Welcome to Rocks by Rail – The Living Ironstone Museum, which can be found on the edge of the Vale of Catmose in Rutland. The museum lies at the foot of the hillside where once ironstone rock outcropped at the surface and was first excavated to make iron and steel in steelworks outside of the local area.
As with most of the ironstone quarries in the East Midlands, the museum is located in open countryside. The site allows visitors ease of movement to enjoy our industrial heritage, including the railway which was used to take the excavated ironstone rock to the steelworks.
Finding and contacting us
Please feel free to contact us before your visit if you require any information regarding access and we will only be too willing to assist you in whatever way we can.
The museum has its own free car park a short walk to the museum entrance. There are two spaces reserved for visitors with limited mobility. The car park is surfaced with compacted ash ballast, providing a firm and level surface.
The Sundew Cafe
The single storey Sundew Café provides a welcome to the museum and includes some initial interpretative material to explain the heritage behind the museum. The Café also offers limited light refreshments on operational and other days as advertised; there is a small ramp over the threshold to enter the building.
The Woolsthorpe Conservation Workshop
From the patio outside Sundew Café visitors can head off to other parts of the museum. The route to the nearby Woolsthorpe Conservation Workshop is via a short level concrete path which also runs the length of the building internally. There is a small step down into the Woolsthorpe Conservation Workshop, which should be manageable for wheelchair users.
The Simon Layfield Exhibition Centre and Station Platform
To visit the Simon Layfield Exhibition Centre and Station Platform, there is a short concrete path from the Sundew Café taking you through a simple control gate to a wooden boarded crossing over the railway track. On the other side of the crossing, access to the Station Platform is via a short steep ramp. Volunteers are always willing to lend a hand to help wheelchair users or parents/carers with buggies.
The Station Platform has a level concrete surface with sensory studs along the edge. Access to the Exhibition Centre is via the far end of the platform, where a gentle ramp guides visitors down to the building access door. Inside the Exhibition Centre, parallel level concrete walkways provide a route around the various displays and the locomotive exhibits. Exiting is via the same door you entered by.
The Nature Trail and lineside walk to the Oakham Canal
There is a fenced walk from the end of the Woolsthorpe Conservation Workshop, through the wagon sidings to connect with a lineside path leading to the remains of the Oakham Canal, which was abandoned in 1840. These paths are firm when dry but are primarily grassed routes suitable for walkers, with a gradient near to the canal.
The Quarry Viewing Area and Sundew Cab

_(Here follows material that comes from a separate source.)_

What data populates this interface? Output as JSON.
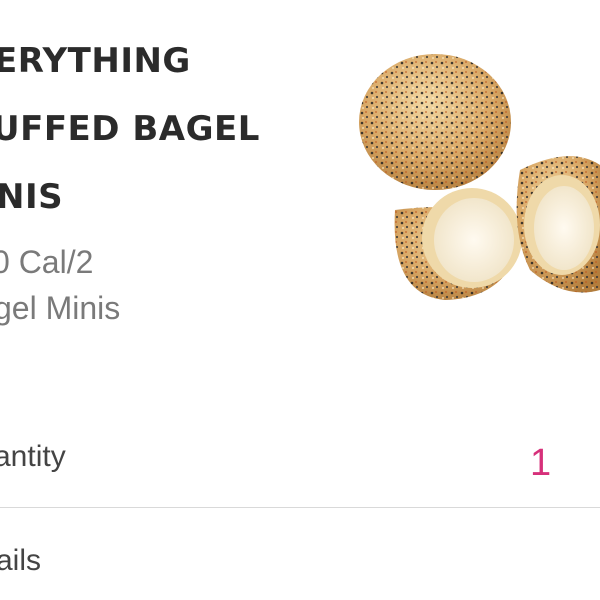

Another fenced walking route starts near the Sundew Café and goes to the Quarry Viewing area and the historic, externally refurbished, Sundew Cab. The first part of the track, past the iron ore tipping dock and quarry office, is relatively easy going. The path goes up a short, steep, slope to a higher level, then along the hedge line to the quarry viewing area. If you need assistance please let us know.
Seating is available inside the Sundew Café, outside on the adjacent patio area, on the Station Platform and in the Simon Layfield Exhibition Centre.
We have three wheelchairs available for the use of visitors whilst onsite.
The Museum has toilet facilities for visitors, including one separate disabled toilet, a short distance away from the Sundew Café. For visitors with special needs the nearest Changing Places Toilet facility is situated in Church Street, Oakham approximately 4 miles from the museum.
Finding your way around and Ironstone Heritage displays
There is a directions board close to the museum entrance. Additionally all points of interest are shown on the site map, which visitors are given on arrival.
Public displays to aid interpretation and appreciation of our industrial past include wall mounted, large print text, information panels and scale maps. These are supplemented by scale models of quarries, their machines, locomotives, wagons and quarry workers. The museum does not have any audio displays.
Conducted tours are available by prior arrangement.
Please contact firstname.lastname@example.org for further details and booking.
Dogs are welcome
All dogs are welcome.
We ask that dogs be kept on a lead throughout your visit.
You will find a water bowl by the Museum entrance – if it’s empty just ask for a refill.
We hope that you will enjoy your visit to Rocks by Rail – The Living Ironstone Museum.